Highland Park 30 year old.
I'd heard that the distillery was running out of older stock from friends of mine that I trust so I'd decided on my trip over to Scotland that I was coming home with at least one bottle of older Highland Park.
Once the purchase is done it's time for dinner!
Roy has suggested that we head to the legendary Highlander Inn located in Craigellachie. This is a whisky bar with hundreds upon hundreds of whiskies, mainly Scotland and Japan (thanks to the influence of a Japanese bartender) A massive whisky menu awaits us!
My wife and I sit down and immediately snag a couple of drams of Japanese whisky and enjoy some very delicious food! I grab the haggis with nips and taters which is absolutely delicious, my wife grabs some yummy chicken. While we're eating and drinking (now I'm on a Rosebank 21 year old cask strength) we hear some American voices. The couple next to us is over from the states and we get to chatting about whisky and Scotland. They're driving themselves all the way around and we mention how happy we are that we hired Roy to take care of us. They comment that they wish they'd done the same. The roads are confusing and you have to be very careful about how much you drink if you're also driving yourself.
We wind up taking photos all around of our new whisky friends and just as we're getting ready to go, David Mair comes in with David Stewart. For those who don't remember David Mair is the Balvenie distillery ambassador and David Stewart is the Malt Master of Balvenie!!!!
Oh my god!

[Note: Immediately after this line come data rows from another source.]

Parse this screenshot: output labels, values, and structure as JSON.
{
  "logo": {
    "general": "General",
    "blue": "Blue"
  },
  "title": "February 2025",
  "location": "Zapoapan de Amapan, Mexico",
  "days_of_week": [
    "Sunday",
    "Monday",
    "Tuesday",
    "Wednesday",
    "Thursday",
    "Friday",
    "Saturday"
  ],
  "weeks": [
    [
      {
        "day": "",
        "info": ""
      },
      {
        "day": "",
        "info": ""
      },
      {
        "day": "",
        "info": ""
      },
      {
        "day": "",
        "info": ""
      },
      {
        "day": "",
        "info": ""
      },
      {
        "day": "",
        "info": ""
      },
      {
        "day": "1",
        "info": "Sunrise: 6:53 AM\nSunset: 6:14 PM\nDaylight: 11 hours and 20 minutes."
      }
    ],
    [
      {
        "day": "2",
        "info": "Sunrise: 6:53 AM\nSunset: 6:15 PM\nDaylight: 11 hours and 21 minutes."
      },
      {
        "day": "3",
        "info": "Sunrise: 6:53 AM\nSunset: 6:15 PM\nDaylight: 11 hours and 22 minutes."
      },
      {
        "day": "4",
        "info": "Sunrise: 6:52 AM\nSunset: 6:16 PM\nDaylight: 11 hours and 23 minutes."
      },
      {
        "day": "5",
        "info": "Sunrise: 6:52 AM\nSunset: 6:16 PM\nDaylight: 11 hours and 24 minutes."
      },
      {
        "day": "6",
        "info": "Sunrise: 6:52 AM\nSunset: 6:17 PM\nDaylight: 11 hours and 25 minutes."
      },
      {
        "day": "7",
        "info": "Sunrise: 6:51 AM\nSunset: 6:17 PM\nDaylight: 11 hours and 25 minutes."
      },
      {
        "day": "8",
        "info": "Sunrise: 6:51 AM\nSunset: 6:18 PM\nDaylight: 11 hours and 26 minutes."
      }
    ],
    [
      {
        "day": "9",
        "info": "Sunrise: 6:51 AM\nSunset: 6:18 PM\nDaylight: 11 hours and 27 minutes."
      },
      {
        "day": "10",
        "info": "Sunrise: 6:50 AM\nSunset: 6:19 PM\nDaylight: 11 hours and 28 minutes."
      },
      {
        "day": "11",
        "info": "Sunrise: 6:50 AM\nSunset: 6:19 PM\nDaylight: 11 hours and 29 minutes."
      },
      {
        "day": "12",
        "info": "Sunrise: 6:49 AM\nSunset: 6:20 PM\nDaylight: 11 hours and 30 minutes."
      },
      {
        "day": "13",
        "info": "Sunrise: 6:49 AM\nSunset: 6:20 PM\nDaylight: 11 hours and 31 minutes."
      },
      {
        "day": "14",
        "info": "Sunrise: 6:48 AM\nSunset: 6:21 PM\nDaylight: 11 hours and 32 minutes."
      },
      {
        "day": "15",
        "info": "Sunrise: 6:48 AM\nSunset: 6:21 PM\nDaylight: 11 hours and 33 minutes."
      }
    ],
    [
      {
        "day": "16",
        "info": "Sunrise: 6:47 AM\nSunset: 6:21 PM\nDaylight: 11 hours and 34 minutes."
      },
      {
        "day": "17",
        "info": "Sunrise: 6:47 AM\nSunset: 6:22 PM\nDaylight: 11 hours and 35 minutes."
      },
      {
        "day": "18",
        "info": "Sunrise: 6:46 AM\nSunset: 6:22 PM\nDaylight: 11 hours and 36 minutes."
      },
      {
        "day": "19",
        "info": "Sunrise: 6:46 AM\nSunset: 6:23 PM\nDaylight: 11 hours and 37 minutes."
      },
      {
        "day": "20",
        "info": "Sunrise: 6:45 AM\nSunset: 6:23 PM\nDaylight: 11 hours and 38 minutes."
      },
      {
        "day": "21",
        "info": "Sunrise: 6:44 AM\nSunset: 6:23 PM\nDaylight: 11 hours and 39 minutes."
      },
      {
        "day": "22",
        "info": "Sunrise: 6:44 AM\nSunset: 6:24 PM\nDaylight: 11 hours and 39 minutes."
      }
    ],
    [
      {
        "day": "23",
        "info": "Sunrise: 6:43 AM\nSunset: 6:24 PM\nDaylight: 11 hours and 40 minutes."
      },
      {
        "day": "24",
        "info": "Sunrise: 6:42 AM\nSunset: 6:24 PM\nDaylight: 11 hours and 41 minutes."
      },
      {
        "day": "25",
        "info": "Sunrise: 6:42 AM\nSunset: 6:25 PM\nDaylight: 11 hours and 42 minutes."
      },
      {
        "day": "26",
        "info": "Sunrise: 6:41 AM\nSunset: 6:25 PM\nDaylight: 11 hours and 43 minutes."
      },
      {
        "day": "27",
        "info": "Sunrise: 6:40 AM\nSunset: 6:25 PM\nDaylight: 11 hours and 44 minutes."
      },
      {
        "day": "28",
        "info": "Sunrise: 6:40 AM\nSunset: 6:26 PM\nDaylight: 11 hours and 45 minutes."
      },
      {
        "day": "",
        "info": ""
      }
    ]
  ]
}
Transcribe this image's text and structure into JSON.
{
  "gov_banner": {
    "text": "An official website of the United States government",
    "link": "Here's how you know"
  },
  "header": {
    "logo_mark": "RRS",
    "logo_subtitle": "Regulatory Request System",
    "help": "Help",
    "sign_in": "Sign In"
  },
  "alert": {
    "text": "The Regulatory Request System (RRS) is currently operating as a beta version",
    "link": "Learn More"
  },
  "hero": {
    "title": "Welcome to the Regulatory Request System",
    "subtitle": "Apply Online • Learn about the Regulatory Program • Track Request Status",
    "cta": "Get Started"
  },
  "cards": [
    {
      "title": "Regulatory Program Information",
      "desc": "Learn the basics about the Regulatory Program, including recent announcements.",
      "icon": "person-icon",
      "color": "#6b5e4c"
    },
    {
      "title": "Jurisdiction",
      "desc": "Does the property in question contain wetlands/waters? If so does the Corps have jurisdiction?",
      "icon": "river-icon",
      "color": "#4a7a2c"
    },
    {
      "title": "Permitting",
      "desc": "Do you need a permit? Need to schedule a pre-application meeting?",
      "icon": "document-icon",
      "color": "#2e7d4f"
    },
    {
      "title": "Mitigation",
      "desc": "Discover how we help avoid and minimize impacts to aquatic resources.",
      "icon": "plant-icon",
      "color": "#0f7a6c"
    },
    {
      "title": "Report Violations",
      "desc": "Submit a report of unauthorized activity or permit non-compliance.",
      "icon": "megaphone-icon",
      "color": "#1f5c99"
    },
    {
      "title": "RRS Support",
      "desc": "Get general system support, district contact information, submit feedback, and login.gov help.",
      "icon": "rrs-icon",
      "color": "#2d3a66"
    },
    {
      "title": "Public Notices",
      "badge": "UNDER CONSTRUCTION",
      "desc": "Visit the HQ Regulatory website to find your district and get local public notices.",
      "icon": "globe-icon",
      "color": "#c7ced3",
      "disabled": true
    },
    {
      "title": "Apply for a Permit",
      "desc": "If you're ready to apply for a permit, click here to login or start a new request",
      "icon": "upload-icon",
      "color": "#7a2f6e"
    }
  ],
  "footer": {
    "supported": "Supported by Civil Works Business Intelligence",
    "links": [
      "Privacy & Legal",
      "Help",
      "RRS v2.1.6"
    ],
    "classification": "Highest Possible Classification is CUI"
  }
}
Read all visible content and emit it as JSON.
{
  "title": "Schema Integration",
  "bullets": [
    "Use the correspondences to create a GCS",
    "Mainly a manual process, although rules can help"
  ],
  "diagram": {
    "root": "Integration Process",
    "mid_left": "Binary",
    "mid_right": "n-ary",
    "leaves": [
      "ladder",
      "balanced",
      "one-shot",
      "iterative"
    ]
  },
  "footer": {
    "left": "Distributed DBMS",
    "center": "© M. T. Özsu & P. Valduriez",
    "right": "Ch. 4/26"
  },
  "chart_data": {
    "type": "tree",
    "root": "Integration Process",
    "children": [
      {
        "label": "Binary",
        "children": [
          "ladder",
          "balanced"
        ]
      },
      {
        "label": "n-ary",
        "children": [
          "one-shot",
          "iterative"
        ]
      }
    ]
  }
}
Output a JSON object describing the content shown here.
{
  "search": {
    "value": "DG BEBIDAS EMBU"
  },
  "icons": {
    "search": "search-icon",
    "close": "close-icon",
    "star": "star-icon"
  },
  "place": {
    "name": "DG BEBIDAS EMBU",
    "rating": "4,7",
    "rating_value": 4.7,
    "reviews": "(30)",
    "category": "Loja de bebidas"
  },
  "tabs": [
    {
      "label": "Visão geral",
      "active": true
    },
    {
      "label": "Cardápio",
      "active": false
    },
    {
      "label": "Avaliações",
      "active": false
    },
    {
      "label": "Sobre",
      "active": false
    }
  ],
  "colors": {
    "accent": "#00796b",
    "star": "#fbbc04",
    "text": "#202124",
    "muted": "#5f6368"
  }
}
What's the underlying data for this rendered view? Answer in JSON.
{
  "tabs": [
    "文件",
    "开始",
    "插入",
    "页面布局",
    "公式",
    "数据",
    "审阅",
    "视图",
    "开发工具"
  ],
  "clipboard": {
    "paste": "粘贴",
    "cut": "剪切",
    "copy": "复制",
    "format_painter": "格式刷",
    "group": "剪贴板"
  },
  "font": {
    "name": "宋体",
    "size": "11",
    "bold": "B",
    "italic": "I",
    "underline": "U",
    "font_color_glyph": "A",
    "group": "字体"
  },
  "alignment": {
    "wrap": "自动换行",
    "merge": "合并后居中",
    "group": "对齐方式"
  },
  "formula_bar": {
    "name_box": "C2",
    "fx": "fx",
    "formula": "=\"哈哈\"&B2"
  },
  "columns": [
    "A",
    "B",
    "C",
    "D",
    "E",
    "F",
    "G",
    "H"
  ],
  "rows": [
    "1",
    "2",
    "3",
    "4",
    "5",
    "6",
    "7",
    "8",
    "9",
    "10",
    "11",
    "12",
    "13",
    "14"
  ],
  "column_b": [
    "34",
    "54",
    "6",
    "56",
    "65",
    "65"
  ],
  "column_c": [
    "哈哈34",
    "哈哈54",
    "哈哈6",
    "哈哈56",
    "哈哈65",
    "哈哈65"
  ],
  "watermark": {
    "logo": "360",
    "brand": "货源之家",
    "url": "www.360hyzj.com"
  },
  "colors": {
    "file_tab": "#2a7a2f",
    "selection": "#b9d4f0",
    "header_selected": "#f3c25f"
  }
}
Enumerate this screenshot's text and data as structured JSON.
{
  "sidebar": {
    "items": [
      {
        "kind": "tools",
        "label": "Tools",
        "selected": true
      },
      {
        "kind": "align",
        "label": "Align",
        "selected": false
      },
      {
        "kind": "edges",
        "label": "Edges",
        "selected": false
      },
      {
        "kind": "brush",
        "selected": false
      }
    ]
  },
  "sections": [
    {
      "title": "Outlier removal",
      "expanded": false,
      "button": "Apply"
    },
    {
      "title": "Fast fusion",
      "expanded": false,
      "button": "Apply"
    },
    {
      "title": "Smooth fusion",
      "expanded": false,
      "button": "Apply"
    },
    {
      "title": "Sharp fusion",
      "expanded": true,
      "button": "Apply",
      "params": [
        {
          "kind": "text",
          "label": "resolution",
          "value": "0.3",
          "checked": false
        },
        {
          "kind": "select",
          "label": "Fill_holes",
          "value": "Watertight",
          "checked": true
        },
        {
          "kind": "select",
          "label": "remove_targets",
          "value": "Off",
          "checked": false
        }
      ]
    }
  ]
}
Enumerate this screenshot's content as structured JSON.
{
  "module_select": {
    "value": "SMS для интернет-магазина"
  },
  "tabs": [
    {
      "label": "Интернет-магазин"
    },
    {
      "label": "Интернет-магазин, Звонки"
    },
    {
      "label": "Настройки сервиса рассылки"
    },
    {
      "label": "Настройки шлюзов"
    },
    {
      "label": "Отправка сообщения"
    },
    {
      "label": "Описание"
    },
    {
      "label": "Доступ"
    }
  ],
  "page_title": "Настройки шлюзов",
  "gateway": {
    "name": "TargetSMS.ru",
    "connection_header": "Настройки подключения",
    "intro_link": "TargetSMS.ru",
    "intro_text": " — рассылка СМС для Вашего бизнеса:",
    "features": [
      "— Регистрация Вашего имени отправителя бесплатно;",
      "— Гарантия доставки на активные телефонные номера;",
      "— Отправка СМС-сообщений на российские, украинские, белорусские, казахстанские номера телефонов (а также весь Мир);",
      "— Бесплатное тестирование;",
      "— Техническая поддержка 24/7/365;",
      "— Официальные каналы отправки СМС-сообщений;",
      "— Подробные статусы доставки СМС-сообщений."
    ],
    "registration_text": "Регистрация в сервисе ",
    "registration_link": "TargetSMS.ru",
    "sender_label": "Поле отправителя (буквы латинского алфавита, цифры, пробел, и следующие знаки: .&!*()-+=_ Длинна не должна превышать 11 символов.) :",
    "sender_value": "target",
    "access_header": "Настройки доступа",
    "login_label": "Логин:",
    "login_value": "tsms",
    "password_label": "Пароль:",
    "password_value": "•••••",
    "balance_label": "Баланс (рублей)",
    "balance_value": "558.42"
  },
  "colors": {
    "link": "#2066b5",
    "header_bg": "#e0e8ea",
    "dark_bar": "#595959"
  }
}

I'm speechless! This is the guy who designs all the Balvenie we drink! David Mair comes over and says hello and says that we should come over and say hello to David Stewart, he'll introduce us.
Oh my god this is like meeting a movie star!!!
I head over after we finish our drinks to introduce myself to the gang, which is comprised of brand ambassadors from all around the world, stopped into the Highlander for a dram and a meal. David Stewart gives me his card after I ask him if it's possible to do an email interview with him sometime, tells me to drop him a line.
Holy cow that is so awesome!!!!!!
(You've correctly guessed that there will be a David Stewart interview in the future!)
We head out of the inn and drive back to Elgin, ready for some much needed sleep. Tomorrow is going to be a massive day. We visit Aberlour for the Founders Tour and then we get to go inside Gordon and MacPhail's private warehouse!!